In Japan, Article 33 loans are disclosed only in the aggregate, and Article 38 special loans are disclosed by press release. The United Kingdom publishes only aggregate DWF and ELA information (with a five-quarter lag). And while ELA loans must, in principle, be immediately reported to the Parliament, this need not happen if confidentiality is crucial. In the ECB, disclosure policy on ELA loans is left to NCBs; I have not investigated the practices of different countries.
The United States has the most demanding disclosure policies, requiring discount window loans, including the borrower, to be disclosed publicly after two years and Section 13(3) loans to be disclosed publicly, including the borrower, after one year.195 Dodd–Frank also requires 13(3) loans to be reported to Congress with seven days.196 Such public disclosure raises the prospect of stigmatizing the borrower with the undesirable effect that needy borrowers will risk riding out withdrawals rather than borrowing from the Fed. This may lead to their collapse and to the broader collapse of the financial system.
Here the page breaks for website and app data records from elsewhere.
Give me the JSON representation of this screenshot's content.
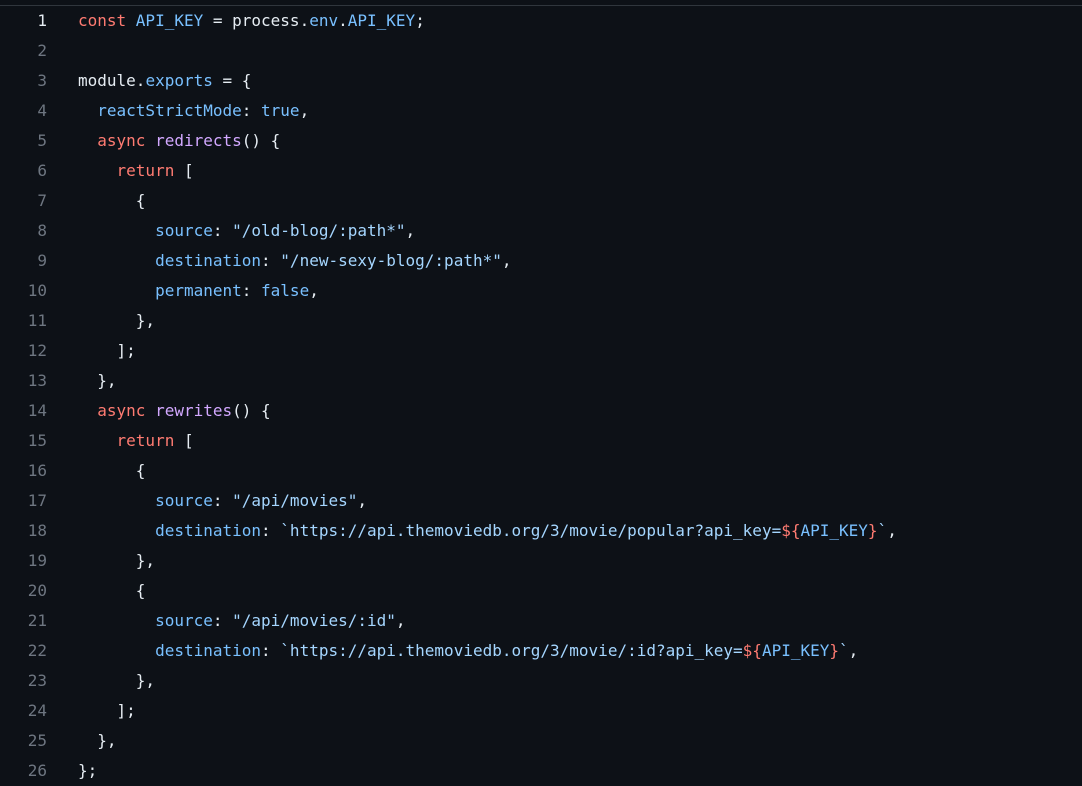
{
  "colors": {
    "background": "#0d1117",
    "line_number": "#6e7681",
    "line_number_active": "#e6edf3",
    "keyword": "#ff7b72",
    "variable": "#79c0ff",
    "function": "#d2a8ff",
    "string": "#a5d6ff",
    "text": "#e6edf3"
  },
  "editor": {
    "active_line": 1,
    "lines": [
      {
        "number": "1",
        "tokens": [
          [
            "kw",
            "const "
          ],
          [
            "var",
            "API_KEY"
          ],
          [
            "plain",
            " = process."
          ],
          [
            "var",
            "env"
          ],
          [
            "plain",
            "."
          ],
          [
            "var",
            "API_KEY"
          ],
          [
            "plain",
            ";"
          ]
        ]
      },
      {
        "number": "2",
        "tokens": []
      },
      {
        "number": "3",
        "tokens": [
          [
            "plain",
            "module."
          ],
          [
            "var",
            "exports"
          ],
          [
            "plain",
            " = {"
          ]
        ]
      },
      {
        "number": "4",
        "tokens": [
          [
            "plain",
            "  "
          ],
          [
            "var",
            "reactStrictMode"
          ],
          [
            "plain",
            ": "
          ],
          [
            "var",
            "true"
          ],
          [
            "plain",
            ","
          ]
        ]
      },
      {
        "number": "5",
        "tokens": [
          [
            "plain",
            "  "
          ],
          [
            "kw",
            "async "
          ],
          [
            "fn",
            "redirects"
          ],
          [
            "plain",
            "() {"
          ]
        ]
      },
      {
        "number": "6",
        "tokens": [
          [
            "plain",
            "    "
          ],
          [
            "kw",
            "return"
          ],
          [
            "plain",
            " ["
          ]
        ]
      },
      {
        "number": "7",
        "tokens": [
          [
            "plain",
            "      {"
          ]
        ]
      },
      {
        "number": "8",
        "tokens": [
          [
            "plain",
            "        "
          ],
          [
            "var",
            "source"
          ],
          [
            "plain",
            ": "
          ],
          [
            "str",
            "\"/old-blog/:path*\""
          ],
          [
            "plain",
            ","
          ]
        ]
      },
      {
        "number": "9",
        "tokens": [
          [
            "plain",
            "        "
          ],
          [
            "var",
            "destination"
          ],
          [
            "plain",
            ": "
          ],
          [
            "str",
            "\"/new-sexy-blog/:path*\""
          ],
          [
            "plain",
            ","
          ]
        ]
      },
      {
        "number": "10",
        "tokens": [
          [
            "plain",
            "        "
          ],
          [
            "var",
            "permanent"
          ],
          [
            "plain",
            ": "
          ],
          [
            "var",
            "false"
          ],
          [
            "plain",
            ","
          ]
        ]
      },
      {
        "number": "11",
        "tokens": [
          [
            "plain",
            "      },"
          ]
        ]
      },
      {
        "number": "12",
        "tokens": [
          [
            "plain",
            "    ];"
          ]
        ]
      },
      {
        "number": "13",
        "tokens": [
          [
            "plain",
            "  },"
          ]
        ]
      },
      {
        "number": "14",
        "tokens": [
          [
            "plain",
            "  "
          ],
          [
            "kw",
            "async "
          ],
          [
            "fn",
            "rewrites"
          ],
          [
            "plain",
            "() {"
          ]
        ]
      },
      {
        "number": "15",
        "tokens": [
          [
            "plain",
            "    "
          ],
          [
            "kw",
            "return"
          ],
          [
            "plain",
            " ["
          ]
        ]
      },
      {
        "number": "16",
        "tokens": [
          [
            "plain",
            "      {"
          ]
        ]
      },
      {
        "number": "17",
        "tokens": [
          [
            "plain",
            "        "
          ],
          [
            "var",
            "source"
          ],
          [
            "plain",
            ": "
          ],
          [
            "str",
            "\"/api/movies\""
          ],
          [
            "plain",
            ","
          ]
        ]
      },
      {
        "number": "18",
        "tokens": [
          [
            "plain",
            "        "
          ],
          [
            "var",
            "destination"
          ],
          [
            "plain",
            ": "
          ],
          [
            "str",
            "`https://api.themoviedb.org/3/movie/popular?api_key="
          ],
          [
            "kw",
            "${"
          ],
          [
            "var",
            "API_KEY"
          ],
          [
            "kw",
            "}"
          ],
          [
            "str",
            "`"
          ],
          [
            "plain",
            ","
          ]
        ]
      },
      {
        "number": "19",
        "tokens": [
          [
            "plain",
            "      },"
          ]
        ]
      },
      {
        "number": "20",
        "tokens": [
          [
            "plain",
            "      {"
          ]
        ]
      },
      {
        "number": "21",
        "tokens": [
          [
            "plain",
            "        "
          ],
          [
            "var",
            "source"
          ],
          [
            "plain",
            ": "
          ],
          [
            "str",
            "\"/api/movies/:id\""
          ],
          [
            "plain",
            ","
          ]
        ]
      },
      {
        "number": "22",
        "tokens": [
          [
            "plain",
            "        "
          ],
          [
            "var",
            "destination"
          ],
          [
            "plain",
            ": "
          ],
          [
            "str",
            "`https://api.themoviedb.org/3/movie/:id?api_key="
          ],
          [
            "kw",
            "${"
          ],
          [
            "var",
            "API_KEY"
          ],
          [
            "kw",
            "}"
          ],
          [
            "str",
            "`"
          ],
          [
            "plain",
            ","
          ]
        ]
      },
      {
        "number": "23",
        "tokens": [
          [
            "plain",
            "      },"
          ]
        ]
      },
      {
        "number": "24",
        "tokens": [
          [
            "plain",
            "    ];"
          ]
        ]
      },
      {
        "number": "25",
        "tokens": [
          [
            "plain",
            "  },"
          ]
        ]
      },
      {
        "number": "26",
        "tokens": [
          [
            "plain",
            "};"
          ]
        ]
      }
    ]
  }
}
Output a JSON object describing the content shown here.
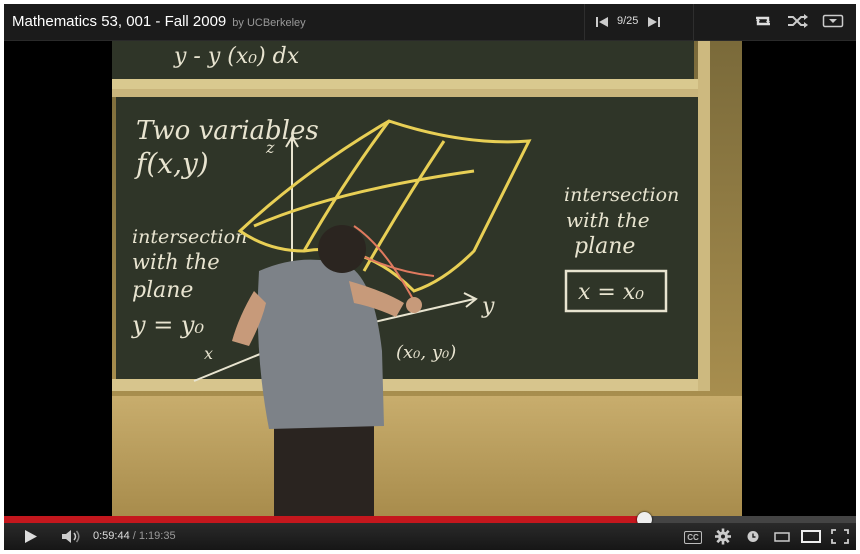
{
  "header": {
    "title": "Mathematics 53, 001 - Fall 2009",
    "byline": "by UCBerkeley",
    "playlist_position": "9/25"
  },
  "top_icons": [
    "loop-icon",
    "shuffle-icon",
    "dropdown-icon"
  ],
  "video": {
    "board_text": {
      "top_fragment": "y - y (x₀) dx",
      "heading_line1": "Two variables",
      "heading_line2": "f(x,y)",
      "axis_z": "z",
      "axis_y": "y",
      "axis_x": "x",
      "left_note_line1": "intersection",
      "left_note_line2": "with the",
      "left_note_line3": "plane",
      "left_note_line4": "y = y₀",
      "right_note_line1": "intersection",
      "right_note_line2": "with the",
      "right_note_line3": "plane",
      "right_note_box": "x = x₀",
      "point_label": "(x₀, y₀)"
    }
  },
  "player": {
    "progress_fraction": 0.7506,
    "loaded_end_fraction": 0.755,
    "current_time": "0:59:44",
    "separator": " / ",
    "duration": "1:19:35",
    "cc_label": "CC"
  },
  "colors": {
    "played": "#c4171d",
    "chalk_yellow": "#e8cf55",
    "board": "#2f3528"
  }
}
Finally, the United States is the only country that prohibits banks from using discount window loans to support their affiliates (e.g., broker-dealers). This requirement forces such affiliates to seek Fed funding independently as nonbanks, with the added conditions of nonbank funding. Even the UK “Vickers report” does not prohibit a bank from funneling central bank liquidity to a nonbank affiliate.197
In summary, the Fed is by far the weakest lender of last resort relative to its foreign counterparts and the Fed’s lender-of-last-resort powers are under political attack in the United States from both sides of the political spectrum. Even President Jeff Lacker of the Richmond Federal Reserve considers LLR as being part of the government safety net that is contributing to moral hazard, and argues for a weakening of such powers.198 While all four central banks reviewed above impose strict institutional constraints on lender-of-last-resort authority, the political unpopularity of this traditional function is heaviest in the United States. Just look at the ECB, which is not supposed to loan to insolvent banks, in principle, yet has lent amply to Greek banks. This is not only due to the ECB’s structural “constitutional” independence but also due to the fact that the general concept of lender-of-last-resort authority does not face the level of hostility in Europe that it does in the United States.
Apart from the political environment, institutionally the United States grants by far the weakest lender-of-last-resort powers to its central bank, particularly with respect to nonbanks: (1) its independence is more fragile; (2) it is the only country with special limitations on lending to nonbanks as compared with banks; (3) it is the only country, outside the eurozone, that makes no provision for loans to institutions the central bank does not judge as solvent (and as noted the eurozone requirement could be toothless); (4) while the BOE and BOJ require Treasury approval or direction for emergency lending, such requirements are likely to be much less politicized than the US Treasury approval of loans to nonbanks; (5) it is the only country that places restrictions on banks using discount window loans to support affiliates; (6) it is the only country requiring that there be a broad program for borrowing by nonbanks; and (7) it is the most aggressive country in requiring disclosure, thereby possibly inhibiting borrowers from borrowing due to the associated stigma. All but the first point results from changes by Dodd–Frank.
This US weakness is not likely to be rectified in the near future given the politics surrounding bailouts. Indeed, as the FORM Act demonstrates, the situation could get worse not better.